- Gold KJ, Shih ER, Goldman EB, Schwenk TL. Do U.S. medical licensing applications treat mental and physical illness equivalently? Fam Med, 49(6):464-7, 2017. Gold KJ, Schwenk TL, Sen A. Physician suicide in the United States: Updated estimates from the National Violent Death Reporting System. Psychol Health Med. 2021. Online ahead of print. doi:10.1080/13548506.2021.1903053.
- Gold KJ, Goldman EB, Kamil LH, Walton S, Burdette TG, Moseley KL. No appointment necessary? Ethical challenges in treating friends and family. N Engl J Med, 2014;371(13):1254-8.
- Gold KJ, Garrison B, Garrison S, Armbruster P. A novel model for a free clinic for prenatal and infant care in Detroit. Mat Child Health. 24(7):817-22. 2020. DOI: 10.1007/s10995-020-02927-1.
- Gold KJ, Abdul-Mumin AR, Boggs ME, Opare-Addo HS, Lieberman RW. Assessment of "fresh" versus "macerated" as accurate markers of time since intrauterine fetal demise in low-income countries. Int J Gynaecol Obstet, 2014;125(3):223-7. PMCID: PMC4025909
- Heazell AEP, Siassokos D, Blencowe H, Cacciatore J, Cang N, Flenady V, Gold KJ, Mensah OK, Millum J, Nuzum D, O’Donoghue K, Redshaw M, Roberts T, Saraki Y, Storey C, Wojcieszek AM, Downe S, and the Stillbirth Series Steering Group. Stillbirths: economic and psychosocial consequences. Lancet, 2016;387(10018):604-16.
- Gold KJ, Leon I, Boggs ME, Sen A. Depression and Posttraumatic Stress Disorder after perinatal loss in a population-based study. J Women’s Health, 2016;25(3):263-9. PMCID: PMC4955602
- Gold KJ, Sen A, Leon I. Whose fault is it anyway? Guilt, blame, and death attribution by mothers after stillbirth or infant death. Illness, Crisis, and Loss. 2018. 26(1): 40-57. Invited submission.
In the News
Family Medicine researchers identify most effective practices of medical assistants in the primary care setting, as well as barriers

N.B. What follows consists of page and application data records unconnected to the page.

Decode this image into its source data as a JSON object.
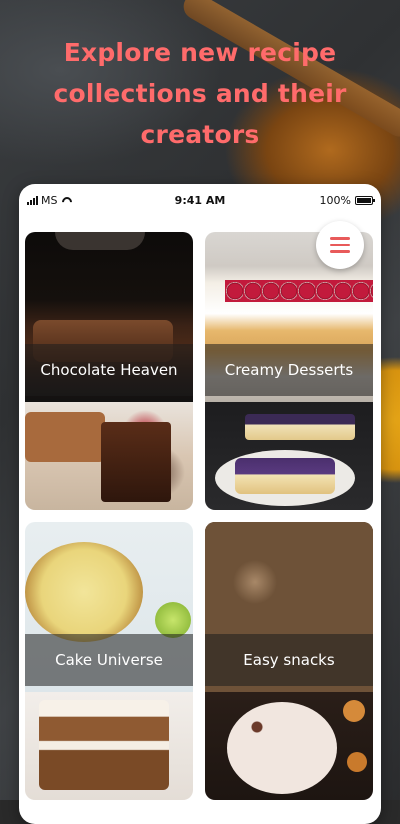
{
  "headline": [
    "Explore new recipe",
    "collections and their",
    "creators"
  ],
  "status": {
    "carrier": "MS",
    "time": "9:41 AM",
    "battery": "100%"
  },
  "collections": [
    {
      "label": "Chocolate Heaven"
    },
    {
      "label": "Creamy Desserts"
    },
    {
      "label": "Cake Universe"
    },
    {
      "label": "Easy snacks"
    }
  ],
  "colors": {
    "accent": "#ff6b6b",
    "menu_icon": "#e85a5a"
  },
  "icons": {
    "menu": "hamburger-menu-icon",
    "wifi": "wifi-icon",
    "signal": "signal-icon",
    "battery": "battery-icon"
  }
}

Study by faculty members Drs. Katherine Gold and Kathryn Harmes builds understanding of the experience of medical assistants in the clinic setting
Dr. Katy Gold brings a social worker lens to her research in perinatal loss

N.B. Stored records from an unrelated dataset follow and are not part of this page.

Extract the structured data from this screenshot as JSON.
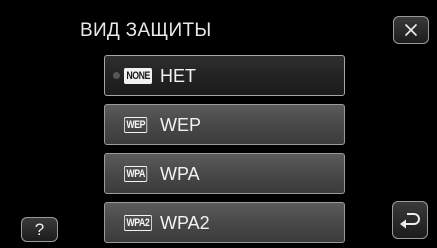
{
  "header": {
    "title": "ВИД ЗАЩИТЫ"
  },
  "buttons": {
    "close_icon": "close-x-icon",
    "help_label": "?",
    "back_icon": "return-arrow-icon"
  },
  "options": [
    {
      "badge": "NONE",
      "label": "НЕТ",
      "selected": true
    },
    {
      "badge": "WEP",
      "label": "WEP",
      "selected": false
    },
    {
      "badge": "WPA",
      "label": "WPA",
      "selected": false
    },
    {
      "badge": "WPA2",
      "label": "WPA2",
      "selected": false
    }
  ]
}
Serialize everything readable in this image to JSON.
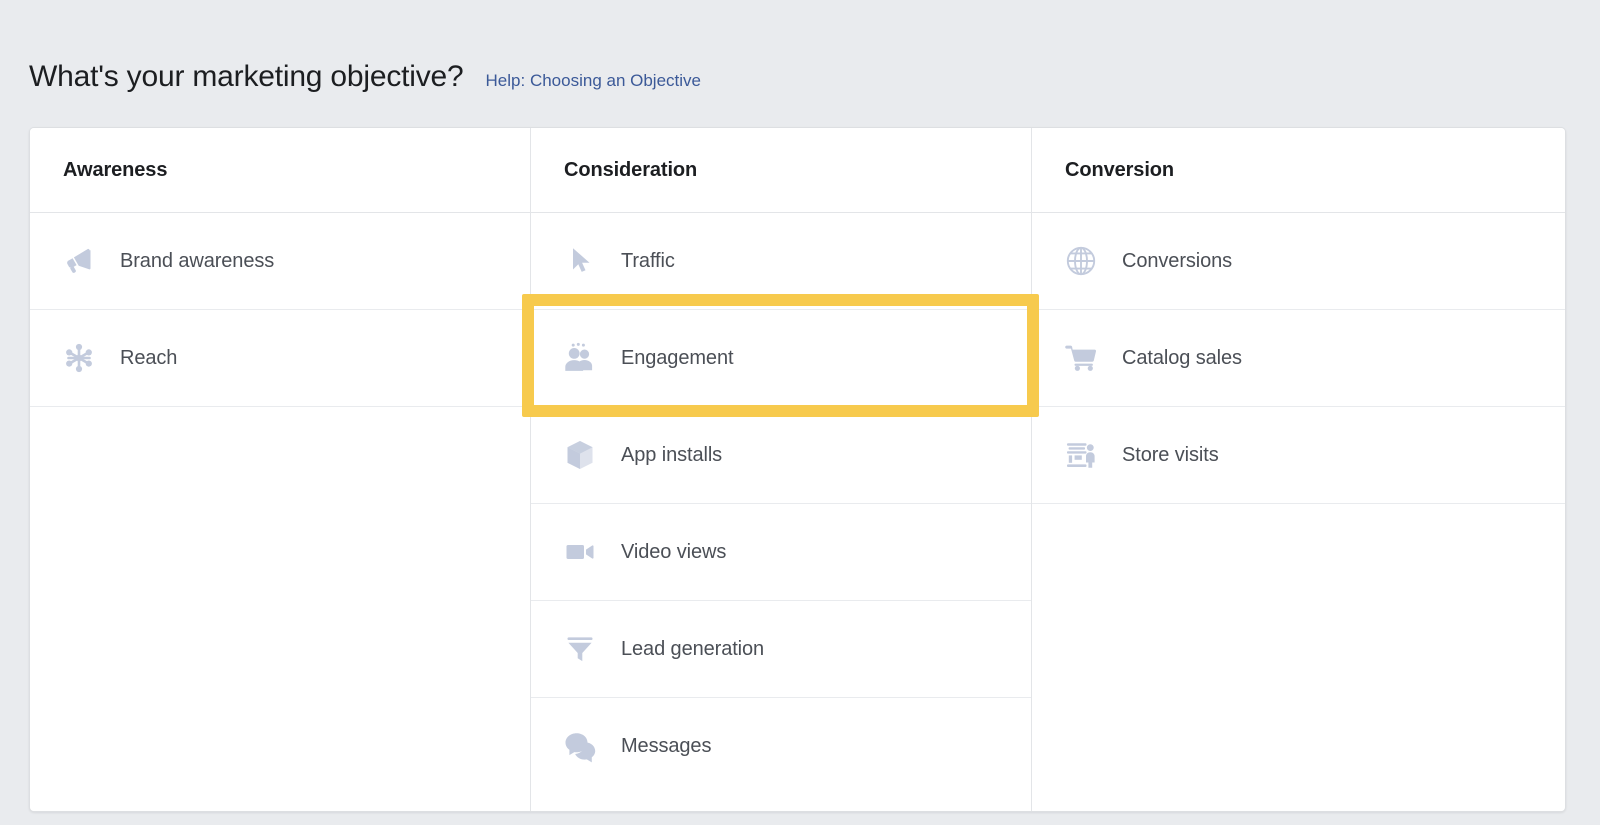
{
  "page": {
    "title": "What's your marketing objective?",
    "help_link": "Help: Choosing an Objective",
    "link_color": "#3b5998",
    "background_color": "#e9ebee",
    "card_background": "#ffffff",
    "icon_color": "#c3cbdd",
    "label_color": "#4b4f56",
    "highlight_color": "#f7ca4d"
  },
  "columns": [
    {
      "header": "Awareness",
      "items": [
        {
          "label": "Brand awareness",
          "icon": "megaphone-icon"
        },
        {
          "label": "Reach",
          "icon": "reach-star-icon"
        }
      ]
    },
    {
      "header": "Consideration",
      "items": [
        {
          "label": "Traffic",
          "icon": "cursor-arrow-icon"
        },
        {
          "label": "Engagement",
          "icon": "people-group-icon"
        },
        {
          "label": "App installs",
          "icon": "cube-icon"
        },
        {
          "label": "Video views",
          "icon": "video-camera-icon"
        },
        {
          "label": "Lead generation",
          "icon": "funnel-icon"
        },
        {
          "label": "Messages",
          "icon": "speech-bubbles-icon"
        }
      ]
    },
    {
      "header": "Conversion",
      "items": [
        {
          "label": "Conversions",
          "icon": "globe-icon"
        },
        {
          "label": "Catalog sales",
          "icon": "shopping-cart-icon"
        },
        {
          "label": "Store visits",
          "icon": "storefront-icon"
        }
      ]
    }
  ],
  "annotation": {
    "target": "Engagement",
    "type": "highlight-rectangle"
  }
}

Her interests include physician burnout and suicides, and cost-benefit analysis of free health clinics